Video

Video Could US Have Done More to Stop Rise of Islamic State?

President Obama says airstrikes against Islamic State militants in Syria will likely continue for some time because, in his words, "there is a cancer that has grown for too long." So what if President Obama had acted sooner in Syria to arm more-moderate opponents of both the Islamic State and the Syrian government? VOA State Department Correspondent Scott Stearns reports from the United Nations.
Video

Video Treasure Hunters Seek 'Hidden Treasure' in Central Kenya

Could a cave in a small village in central Kenya be the site of buried treasure? A rumor of riches, left behind by colonialists, has some residents dreaming of wealth, while others see it as a dangerous hoax. VOA's Gabe Joselow has the story.
Video

Video Iran's Rouhani Skeptical on Syria Strikes

Iranian President Hassan Rouhani expressed skepticism Friday that U.S.-led airstrikes in Iraq and Syria could crush Islamic State militants. From New York, VOA’s Margaret Besheer reports the president was also hopeful that questions about Iran’s nuclear program could be resolved soon.
Video

Video US House Speaker: Congress Should Debate Authorization Against IS

As wave after wave of U.S. airstrikes target Islamic State militants, the speaker of the Republican-controlled House of Representatives says he would be willing to call Congress back into session to debate a formal, broad authorization for the use of military force. VOA’s Michael Bowman reports from Washington, where legislators left town 10 days ago for a seven-week recess.
Video

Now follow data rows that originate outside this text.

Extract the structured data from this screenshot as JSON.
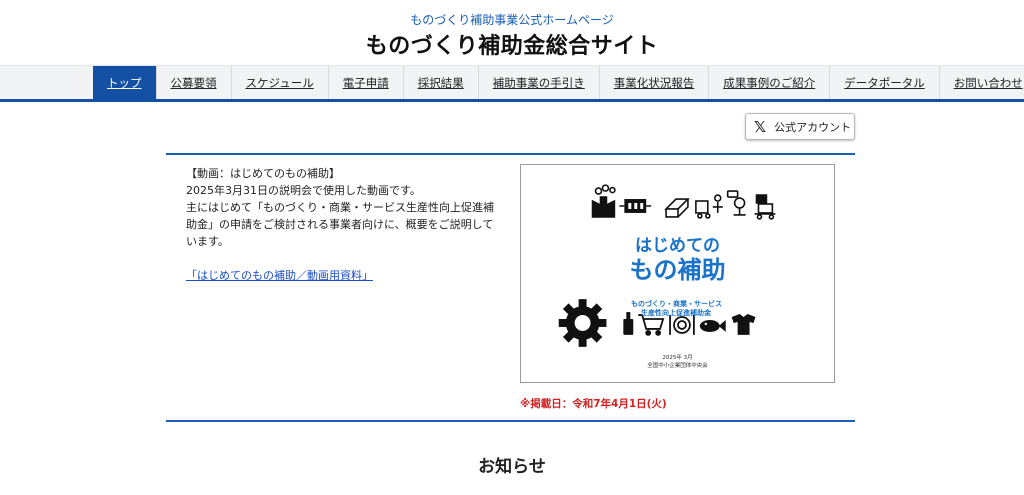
{
  "header": {
    "subtitle": "ものづくり補助事業公式ホームページ",
    "title": "ものづくり補助金総合サイト"
  },
  "nav": {
    "items": [
      {
        "label": "トップ",
        "active": true
      },
      {
        "label": "公募要領"
      },
      {
        "label": "スケジュール"
      },
      {
        "label": "電子申請"
      },
      {
        "label": "採択結果"
      },
      {
        "label": "補助事業の手引き"
      },
      {
        "label": "事業化状況報告"
      },
      {
        "label": "成果事例のご紹介"
      },
      {
        "label": "データポータル"
      },
      {
        "label": "お問い合わせ"
      }
    ]
  },
  "social": {
    "x_icon": "x-logo-icon",
    "label": "公式アカウント"
  },
  "video_section": {
    "heading": "【動画：はじめてのもの補助】",
    "line1": "2025年3月31日の説明会で使用した動画です。",
    "line2": "主にはじめて「ものづくり・商業・サービス生産性向上促進補助金」の申請をご検討される事業者向けに、概要をご説明しています。",
    "link_text": "「はじめてのもの補助／動画用資料」",
    "thumbnail": {
      "title_line1": "はじめての",
      "title_line2": "もの補助",
      "sub_line1": "ものづくり・商業・サービス",
      "sub_line2": "生産性向上促進補助金",
      "date": "2025年 3月",
      "org": "全国中小企業団体中央会"
    },
    "posted_date": "※掲載日：令和7年4月1日(火)"
  },
  "news": {
    "title": "お知らせ"
  },
  "colors": {
    "brand_blue": "#1450a3",
    "accent_red": "#d32222",
    "link_blue": "#1a4dcc"
  }
}
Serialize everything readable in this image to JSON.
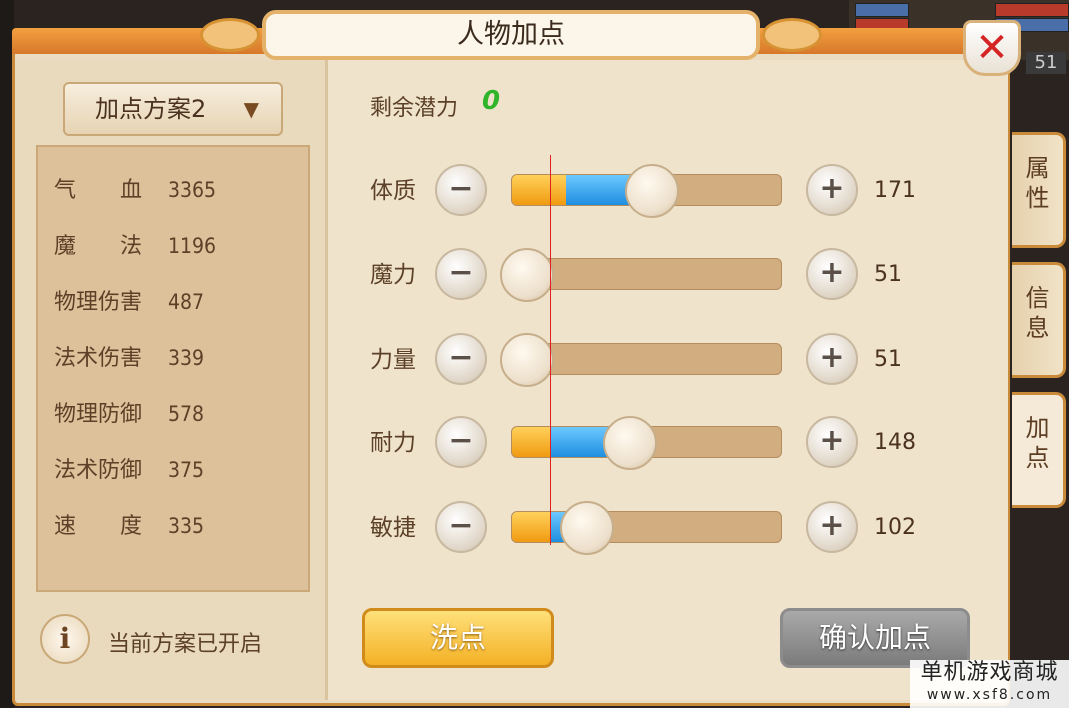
{
  "window": {
    "title": "人物加点",
    "close_symbol": "✕"
  },
  "hud": {
    "level": "51"
  },
  "plan": {
    "selected": "加点方案2"
  },
  "stats": [
    {
      "label": "气　　血",
      "value": "3365"
    },
    {
      "label": "魔　　法",
      "value": "1196"
    },
    {
      "label": "物理伤害",
      "value": "487"
    },
    {
      "label": "法术伤害",
      "value": "339"
    },
    {
      "label": "物理防御",
      "value": "578"
    },
    {
      "label": "法术防御",
      "value": "375"
    },
    {
      "label": "速　　度",
      "value": "335"
    }
  ],
  "status": {
    "info_glyph": "i",
    "text": "当前方案已开启"
  },
  "potential": {
    "label": "剩余潜力",
    "value": "0"
  },
  "attributes": [
    {
      "label": "体质",
      "value": "171",
      "base_fraction": 0.2,
      "total_fraction": 0.52
    },
    {
      "label": "魔力",
      "value": "51",
      "base_fraction": 0.06,
      "total_fraction": 0.06
    },
    {
      "label": "力量",
      "value": "51",
      "base_fraction": 0.06,
      "total_fraction": 0.06
    },
    {
      "label": "耐力",
      "value": "148",
      "base_fraction": 0.14,
      "total_fraction": 0.44
    },
    {
      "label": "敏捷",
      "value": "102",
      "base_fraction": 0.14,
      "total_fraction": 0.28
    }
  ],
  "buttons": {
    "minus": "−",
    "plus": "+",
    "reset": "洗点",
    "confirm": "确认加点"
  },
  "side_tabs": [
    {
      "label": "属\n性",
      "active": false
    },
    {
      "label": "信\n息",
      "active": false
    },
    {
      "label": "加\n点",
      "active": true
    }
  ],
  "watermark": {
    "line1": "单机游戏商城",
    "line2": "www.xsf8.com"
  },
  "colors": {
    "potential": "#2fb42a",
    "fill_base": "#f09a10",
    "fill_added": "#1e8ee0",
    "close": "#d42424"
  }
}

Video Ebola Patients Find No Treatment at Sierra Leone Holding Center

At a holding facility in Makeni, central Sierra Leone, dozens of sick people sit on the floor in an empty university building. They wait in filthy conditions. It's a 16-hour drive by ambulance to Kailahun Ebola treatment center. Adam Bailes was there and reports on what he says are some of the worst situations he has seen since the beginning of this Ebola outbreak. And he says it appears case numbers may already be far worse than authorities acknowledge.
Video

Video Identifying Bodies Found in Texas Border Region

Thousands of immigrants have died after crossing the border from Mexico into remote areas of the southwestern United States in recent years. Local officials in south Texas alone have found hundreds of unidentified bodies and buried them in mass graves in local cemeteries. Now an anthropologist and her students at Baylor University have been exhuming bodies and looking for clues to identify them. VOA’s Greg Flakus has more from Waco, Texas.
Video

Video Ebola Robs Liberians of Chance to Say Good-Bye to Loved Ones

In Liberia, where Ebola has killed more than 1,500 people, authorities have worked hard to convince people to allow specialized burial teams to take away dead bodies. But these safety measures, while necessary, make it hard for people to say good bye to their loved ones. VOA's Anne Look reports on the tragedy from Liberia.
Colonel Steve ‘Spiros’ Pisanos left Greece and came to the U.S. to learn to fly. He flew fighters for the Allies in World War II, narrowly escaping death multiple times.Colonel Steve ‘Spiros’ Pisanos left Greece and came to the U.S. to learn to fly. He flew fighters for the Allies in World War II, narrowly escaping death multiple times.

AppleAndroid